Nearly all of the flavored hot drinks sold at major coffee chains — Starbucks, Dunkin’ Donuts, and McDonald’s — contain so much sugar that they should be considered health hazards.
That’s the latest word from a British health advocacy group, Action on Sugar, that analyzed 131 flavored hot drinks such as latte coffees, chai teas, and mulled fruit drinks. The researchers found that 98 percent of the beverages contained excessive amounts of sugar.
The single worst offender: Starbucks’ hot mulled fruit grape with chai, orange, and cinnamon. This yummy concoction contains a whopping 25 teaspoons of sugar — nearly three times as many as a single can of Coke.
The American Heart Association recommends a maximum daily sugar intake of nine teaspoons for most American men and six teaspoons for most American women.
In other words: For most adults, a single serving of Starbucks’ sweet pick-me-up contains about three times the amount of sugar that can be safely consumed in an entire day.
In response to the report, Starbucks has vowed to reduce the sugar content of such “indulgent drinks” by 25 percent by the year 2020. But, in the meantime, consumers need to be aware of that many drinks on the market are jacked with the sweet stuff — too much of which is linked to a wide variety of mental and physical maladies.
“The body needs glucose, but very very little,” explains Dr. Richard Jacoby, a peripheral nerve surgeon based in Scottsdale, Ariz., and author of the book “Sugar Crush: How to Reduce Inflammation, Reverse Nerve Damage, and Reclaim Good Health.”
“The thesis of my book is that sugar is a poison, we’re eating too much of it, and it’s changing the biochemistry of our nerves.”
According to Jacoby, excessive sugar consumption is the root cause of all neurodegenerative diseases, including Alzheimer’s disease, Bell’s palsy, carpal tunnel syndrome, diabetic neuropathy, and multiple sclerosis.
Research also shows that sugar plays a key role in the development cardiovascular disease and may inflame the lining of the coronary arteries.
“Fat doesn’t cause heart disease and neither does cholesterol,” Jacoby says. “Sugar causes heart disease because it irritates the lining so that cholesterol sticks to it like Velcro.”

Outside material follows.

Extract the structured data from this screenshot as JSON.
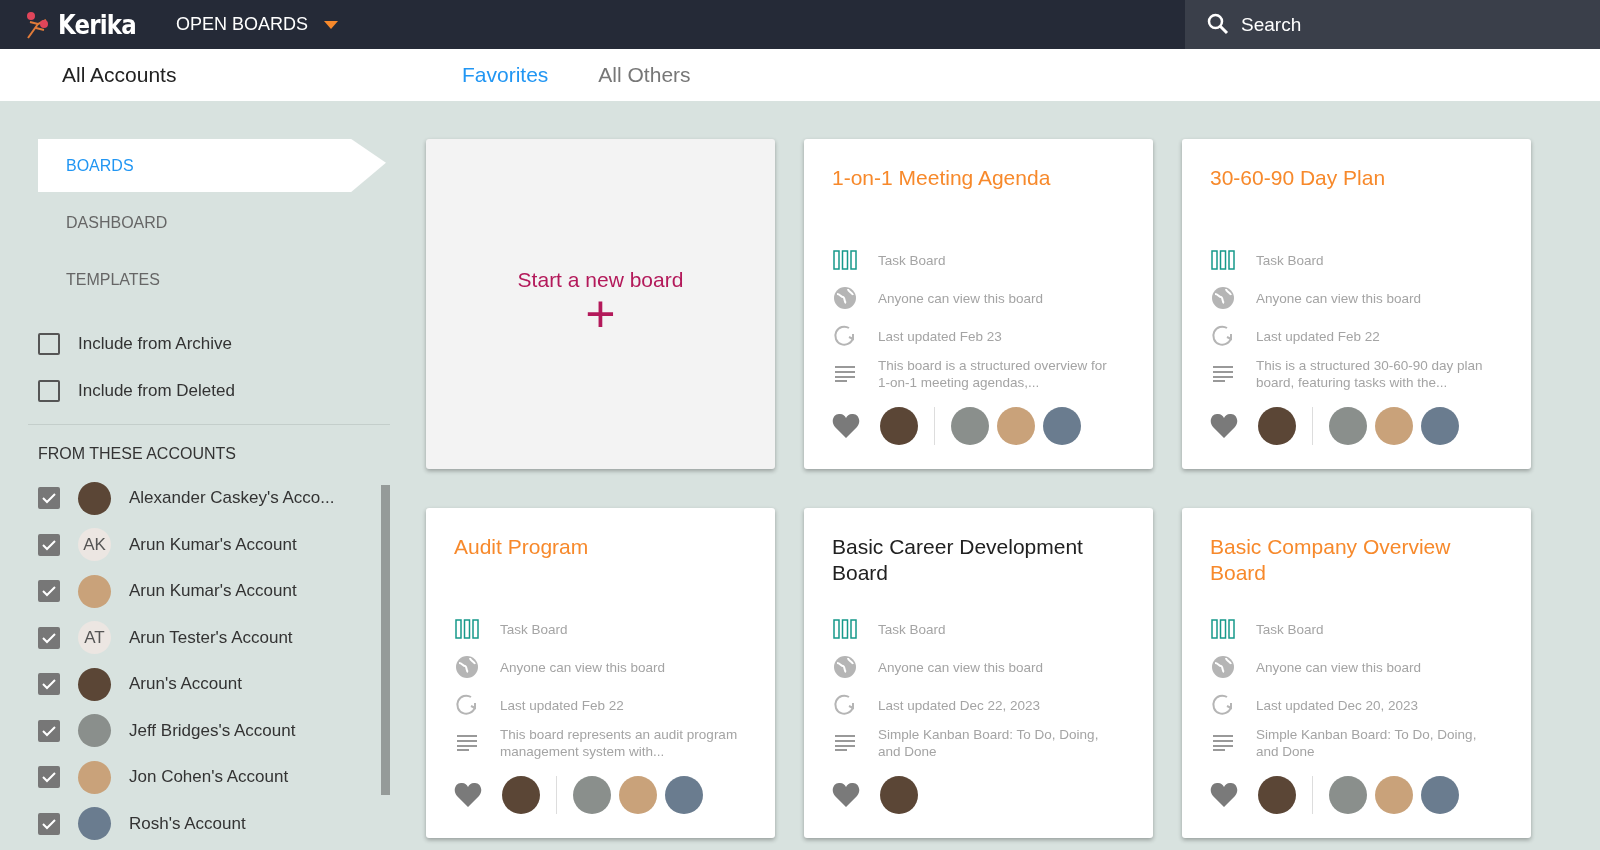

In addition, excessive sugar consumption promotes the formation and spread of cancer, he says, because cancer cells need high amounts of glucose.
In recent years, health campaigns against sugar have become increasingly vocal.
Action on Sugar — a consortium of doctors, nutritionists, public health specialists, and other experts — organizes a yearly “Sugar Awareness Week” to educate the public about the hidden sugar in everyday food and how to reduce their dietary intake of sugar.
The group’s latest report shows that an astounding 35 percent of hot flavored drinks contain at least as much sugar as a can of Coca-Cola, which equates to an unhealthy nine teaspoons per serving.
Although Action on Sugar’s new report focuses on the drinks sold by nine major coffee-shop and food chains in the United Kingdom, its results are generally applicable to other countries where millions of workers rely on such drinks to kick-start their days.
In the United States, information published on company Websites reveal that many popular hot flavored drinks contain dangerously high amounts of sugar. Here are some examples:
- Starbucks. The chain’s vanilla latte and caramel macchiato specialty drinks contain more than eight teaspoons of sugar each.
- Dunkin’ Donuts. The donut and coffee shop’s vanilla chai beverage is loaded with more than 11 teaspoons of sugar; its hot macchiato has seven teaspoons.
- McDonald’s. A large mocha from the Golden Arches will get you 11 teaspoons of sugar.
In the short term, quick ingestion of large amounts of sugar from a hot flavored drink causes an immediate spike in blood sugar, which is why these drinks make us feel so good. Unfortunately, the high doesn’t last because the pancreas produces extra insulin to normalize blood sugar.
About an hour after chugging such a beverage, most of us experience a sugar crash, which causes unpleasant symptoms such as sweatiness, disorientation, and even a rapid heartbeat. To counteract the crash, people often reach for calorie-rich snacks such as donuts.
In the long-term, daily consumption of sugary drinks can make you gain up to 22 pounds in just 10 years, a recent study found. Some of this fat may settle just below your skin. But much of it may accumulate around your liver and other internal organs, where it produces inflammatory chemicals and hormones.
Weight gain alone can drastically increase the risk of developing diabetes. If you combine that with decades of sugar-induced stress on the pancreas, it can add up to a life-threatening case.
To reduce the risk of sugar-related illnesses, Action on Sugar advises consumers to think of hot flavored drinks as an “occasional treat” instead of an “everyday drink” — akin to a large dessert treat.
If you need a daily pick-me-up, it’s healthier to switch to unsweetened coffee or tea.
© 2021 NewsmaxHealth. All rights reserved.